To do: Leave out all lines before the one containing "Output a JSON", and copy that line and all the rest below it exactly.

Input data:
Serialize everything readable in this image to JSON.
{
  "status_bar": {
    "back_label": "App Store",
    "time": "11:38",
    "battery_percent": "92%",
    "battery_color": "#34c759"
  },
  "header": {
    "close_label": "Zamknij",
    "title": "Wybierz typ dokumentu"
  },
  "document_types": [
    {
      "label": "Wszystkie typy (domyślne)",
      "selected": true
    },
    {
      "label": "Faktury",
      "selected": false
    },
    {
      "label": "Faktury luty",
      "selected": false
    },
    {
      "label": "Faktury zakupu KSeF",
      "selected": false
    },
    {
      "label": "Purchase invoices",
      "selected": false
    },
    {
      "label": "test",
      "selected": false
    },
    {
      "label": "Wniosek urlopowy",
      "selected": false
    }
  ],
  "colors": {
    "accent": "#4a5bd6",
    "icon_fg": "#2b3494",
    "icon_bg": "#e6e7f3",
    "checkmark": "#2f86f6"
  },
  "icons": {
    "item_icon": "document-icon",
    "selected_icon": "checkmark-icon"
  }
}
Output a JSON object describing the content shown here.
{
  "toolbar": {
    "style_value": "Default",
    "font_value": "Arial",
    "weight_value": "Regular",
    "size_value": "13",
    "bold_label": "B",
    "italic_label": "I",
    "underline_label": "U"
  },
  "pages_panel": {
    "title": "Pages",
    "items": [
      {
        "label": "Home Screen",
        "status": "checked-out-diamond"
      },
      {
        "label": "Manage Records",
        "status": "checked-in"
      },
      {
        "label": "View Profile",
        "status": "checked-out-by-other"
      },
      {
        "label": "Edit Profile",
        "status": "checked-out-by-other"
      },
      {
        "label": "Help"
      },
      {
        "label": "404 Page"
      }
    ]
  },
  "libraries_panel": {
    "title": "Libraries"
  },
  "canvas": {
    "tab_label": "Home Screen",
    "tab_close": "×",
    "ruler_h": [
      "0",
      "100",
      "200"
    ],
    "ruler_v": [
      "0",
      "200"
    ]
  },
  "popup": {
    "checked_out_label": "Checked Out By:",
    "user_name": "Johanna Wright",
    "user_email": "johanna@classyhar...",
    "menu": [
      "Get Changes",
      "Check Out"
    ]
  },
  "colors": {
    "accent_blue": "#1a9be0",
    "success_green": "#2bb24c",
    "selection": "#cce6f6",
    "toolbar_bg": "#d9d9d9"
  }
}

Response to this task:
Output a JSON object describing the content shown here.
{
  "toolbar": {
    "style_value": "Default",
    "font_value": "Arial",
    "weight_value": "Regular",
    "size_value": "13",
    "bold_label": "B",
    "italic_label": "I",
    "underline_label": "U"
  },
  "pages_panel": {
    "title": "Pages",
    "items": [
      {
        "label": "Home Screen",
        "status": "checked-out-diamond"
      },
      {
        "label": "Manage Records",
        "status": "checked-in"
      },
      {
        "label": "View Profile",
        "status": "checked-out-by-other"
      },
      {
        "label": "Edit Profile",
        "status": "checked-out-by-other"
      },
      {
        "label": "Help"
      },
      {
        "label": "404 Page"
      }
    ]
  },
  "libraries_panel": {
    "title": "Libraries"
  },
  "canvas": {
    "tab_label": "Home Screen",
    "tab_close": "×",
    "ruler_h": [
      "0",
      "100",
      "200"
    ],
    "ruler_v": [
      "0",
      "200"
    ]
  },
  "popup": {
    "checked_out_label": "Checked Out By:",
    "user_name": "Johanna Wright",
    "user_email": "johanna@classyhar...",
    "menu": [
      "Get Changes",
      "Check Out"
    ]
  },
  "colors": {
    "accent_blue": "#1a9be0",
    "success_green": "#2bb24c",
    "selection": "#cce6f6",
    "toolbar_bg": "#d9d9d9"
  }
}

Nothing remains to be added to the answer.